From January 8-11, Las Vegas, Nevada will host the 2019 Consumer Electronics Show, known as the “global stage for innovation”. According to the Consumer Technology Association – the owner and producer of the trade show – “CES is the world’s gathering place for all those who thrive on the business of consumer technologies. It has served as the proving ground for innovators and breakthrough technologies for 50 years — the global stage where next-generation innovations are introduced to the marketplace.”
Doug Newcomb, Senior Industry Analyst of Mobility at Wards Intelligence, will moderate a conference addressing several companies that are building flying cars for both commercial and leisure purposes. Massimo Martinotti, Head of Mobility Solutions at Italdesign, and Jeff Warra Sr., Automotive Technology Specialist at Spirent Communications, will discuss where is this industry headed, which players are taking us there and what’s the vision for this near-future mode of transportation.
Here are a few of the prototypes that will be showcased at CES this year:
The Cartivator SkyDrive is being developed in Toyota, Japan, with a business base in Tokyo. The group is volunteer-oriented, utilizing donated equipment to pull together their flying car concept design, and have set their sights on using one to light the flame at the opening of the Olympic games in Tokyo in 2020. A scaled-down replica of Skydrive, “Toyota’s flying car”, is to be shown at CES.
The Cartivator group highlights that “our team consists of people with diverse professional backgrounds and is working hard every weekend towards developing the flying car.”
“We aim to build a prototype, establish theory of flight control, as well as form alliances with major corporations to make mass production of the flying car a reality.”
Next Future Transportation (NFT) co-founders are husband and wife, Guy and Maki Kaplinsky. The team is currently developing a multi-modal electric zero emission and advance hybrid system eVTOL capable of piloted or autonomous flight. The passenger flying car, with two or four seats, can carry passengers directly from their starting point to their destination (door-to-door). Their vision will be on display at the show, with a media session on Sunday.
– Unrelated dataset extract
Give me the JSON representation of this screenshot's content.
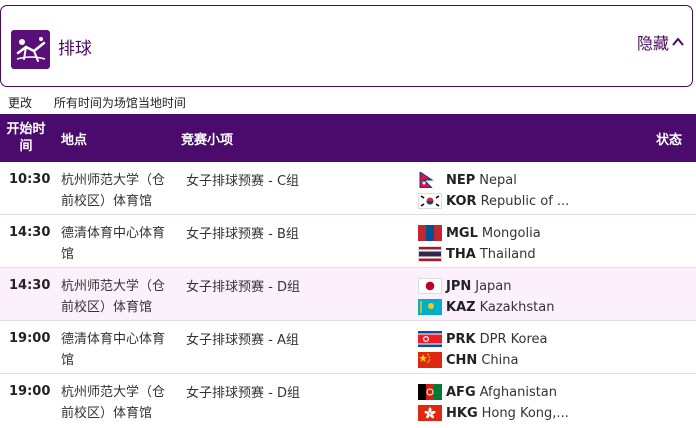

“We believe we have a winning design that will enable us to make the Model T of flying cars — a low-cost production model,” Guy Kaplinsky told AFP News in a Silicon Valley office park where a prototype model was being assembled.
Kaplinsky then explained, “we learned from Tesla that Elon Musk spent too much time on the production side. [Instead] we are spending our time on the technology side and will partner with companies on assembly.”
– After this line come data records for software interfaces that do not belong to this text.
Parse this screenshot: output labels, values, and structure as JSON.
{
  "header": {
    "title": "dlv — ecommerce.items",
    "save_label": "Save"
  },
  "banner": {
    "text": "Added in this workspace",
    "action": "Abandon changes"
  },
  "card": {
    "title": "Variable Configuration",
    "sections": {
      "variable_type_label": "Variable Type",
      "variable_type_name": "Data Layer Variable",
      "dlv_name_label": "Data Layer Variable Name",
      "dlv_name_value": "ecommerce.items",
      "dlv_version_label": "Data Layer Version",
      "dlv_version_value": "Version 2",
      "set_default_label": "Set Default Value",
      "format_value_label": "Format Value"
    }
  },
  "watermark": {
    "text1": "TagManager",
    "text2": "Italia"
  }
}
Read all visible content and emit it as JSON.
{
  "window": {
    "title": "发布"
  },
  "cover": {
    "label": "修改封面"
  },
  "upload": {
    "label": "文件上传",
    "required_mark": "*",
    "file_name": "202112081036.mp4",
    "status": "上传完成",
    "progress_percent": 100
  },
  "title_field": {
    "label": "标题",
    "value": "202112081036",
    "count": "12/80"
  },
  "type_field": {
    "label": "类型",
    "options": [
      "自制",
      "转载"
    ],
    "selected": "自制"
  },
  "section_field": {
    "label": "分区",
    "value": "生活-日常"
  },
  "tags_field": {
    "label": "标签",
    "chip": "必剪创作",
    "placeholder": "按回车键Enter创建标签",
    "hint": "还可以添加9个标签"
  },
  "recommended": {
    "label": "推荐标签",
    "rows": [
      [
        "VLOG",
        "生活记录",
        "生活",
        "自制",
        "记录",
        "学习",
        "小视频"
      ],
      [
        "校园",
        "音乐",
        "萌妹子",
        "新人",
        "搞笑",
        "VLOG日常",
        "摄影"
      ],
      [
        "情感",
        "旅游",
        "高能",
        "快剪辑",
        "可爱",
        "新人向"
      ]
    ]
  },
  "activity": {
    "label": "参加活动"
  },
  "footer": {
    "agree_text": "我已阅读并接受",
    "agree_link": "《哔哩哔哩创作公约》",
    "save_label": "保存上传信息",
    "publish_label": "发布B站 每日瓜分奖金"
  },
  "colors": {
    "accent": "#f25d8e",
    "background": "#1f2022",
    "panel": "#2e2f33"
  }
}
For more information about the company or prototype, see our previous article: Next Future Transportation Inc. Sets Sights on Affordable Door-To-Door eVTOL
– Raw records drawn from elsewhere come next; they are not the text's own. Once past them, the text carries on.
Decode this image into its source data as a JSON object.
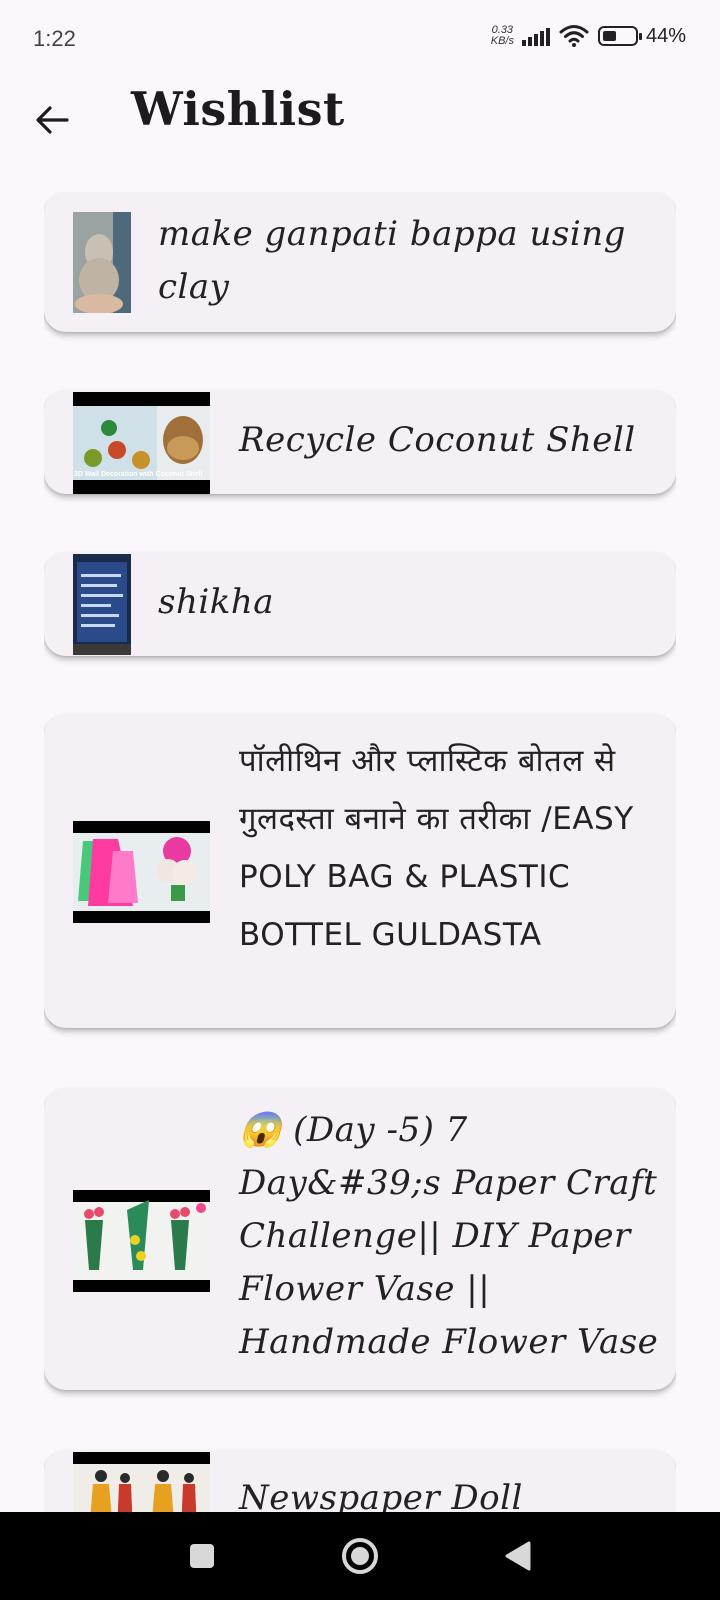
{
  "status": {
    "time": "1:22",
    "net_speed_value": "0.33",
    "net_speed_unit": "KB/s",
    "battery": "44%",
    "battery_level": 0.44
  },
  "header": {
    "title": "Wishlist",
    "back_icon": "arrow-left-icon"
  },
  "wishlist": [
    {
      "title": "make ganpati bappa using clay",
      "thumbnail": "clay-ganesha-photo"
    },
    {
      "title": "Recycle Coconut Shell",
      "thumbnail": "coconut-shell-craft-video",
      "thumb_caption": "3D Wall Decoration with Coconut Shell"
    },
    {
      "title": "shikha",
      "thumbnail": "computer-screen-photo"
    },
    {
      "title": "पॉलीथिन और प्लास्टिक बोतल से गुलदस्ता बनाने का तरीका /EASY POLY BAG & PLASTIC BOTTEL GULDASTA",
      "thumbnail": "poly-bag-bouquet-video"
    },
    {
      "title": "😱 (Day -5) 7 Day&#39;s Paper Craft Challenge|| DIY Paper Flower Vase || Handmade Flower Vase",
      "thumbnail": "paper-flower-vase-video"
    },
    {
      "title": "Newspaper Doll",
      "thumbnail": "newspaper-doll-video"
    }
  ],
  "nav": {
    "recents_icon": "square-icon",
    "home_icon": "circle-icon",
    "back_icon": "triangle-back-icon"
  },
  "colors": {
    "background": "#fcf7fc",
    "card": "#f4f0f5",
    "text": "#1d1b1f",
    "nav_bar": "#000000"
  }
}
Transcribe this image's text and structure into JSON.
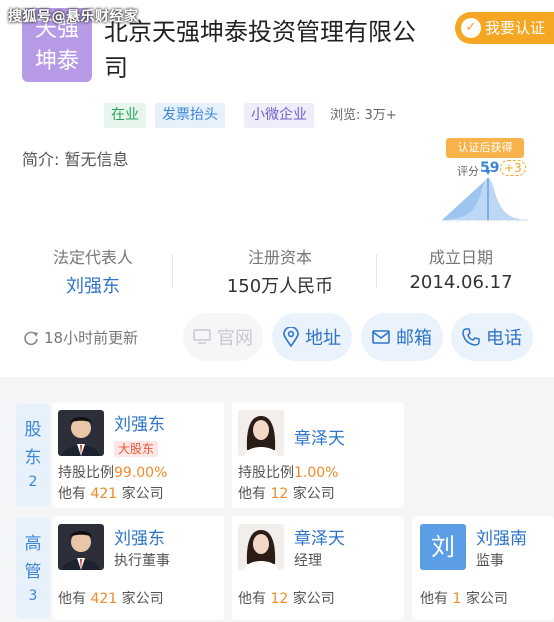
{
  "watermark": "搜狐号@悬乐财经家",
  "logo": {
    "line1": "天强",
    "line2": "坤泰"
  },
  "company": {
    "name": "北京天强坤泰投资管理有限公司"
  },
  "verify_button": "我要认证",
  "tags": {
    "status": "在业",
    "invoice": "发票抬头",
    "size": "小微企业"
  },
  "views": "浏览: 3万+",
  "intro": "简介: 暂无信息",
  "score_badge": {
    "title": "认证后获得",
    "label": "评分",
    "score": "59",
    "plus": "+3"
  },
  "stats": {
    "legal_rep_label": "法定代表人",
    "legal_rep_value": "刘强东",
    "capital_label": "注册资本",
    "capital_value": "150万人民币",
    "founded_label": "成立日期",
    "founded_value": "2014.06.17"
  },
  "update_text": "18小时前更新",
  "actions": {
    "website": "官网",
    "address": "地址",
    "email": "邮箱",
    "phone": "电话"
  },
  "shareholders": {
    "head_chars": [
      "股",
      "东",
      "2"
    ],
    "items": [
      {
        "name": "刘强东",
        "badge": "大股东",
        "ratio_label": "持股比例",
        "ratio": "99.00%",
        "other_pre": "他有",
        "other_num": "421",
        "other_post": "家公司"
      },
      {
        "name": "章泽天",
        "ratio_label": "持股比例",
        "ratio": "1.00%",
        "other_pre": "他有",
        "other_num": "12",
        "other_post": "家公司"
      }
    ]
  },
  "executives": {
    "head_chars": [
      "高",
      "管",
      "3"
    ],
    "items": [
      {
        "name": "刘强东",
        "role": "执行董事",
        "other_pre": "他有",
        "other_num": "421",
        "other_post": "家公司"
      },
      {
        "name": "章泽天",
        "role": "经理",
        "other_pre": "他有",
        "other_num": "12",
        "other_post": "家公司"
      },
      {
        "name": "刘强南",
        "avatar_char": "刘",
        "role": "监事",
        "other_pre": "他有",
        "other_num": "1",
        "other_post": "家公司"
      }
    ]
  }
}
Why its important: CES 2019 will provide these emerging UAM companies immense visibility and further ignite discussion regarding the urban aviation industry. CES is the trade show of the year for a look into the world’s most cutting edge and innovative technologies to come.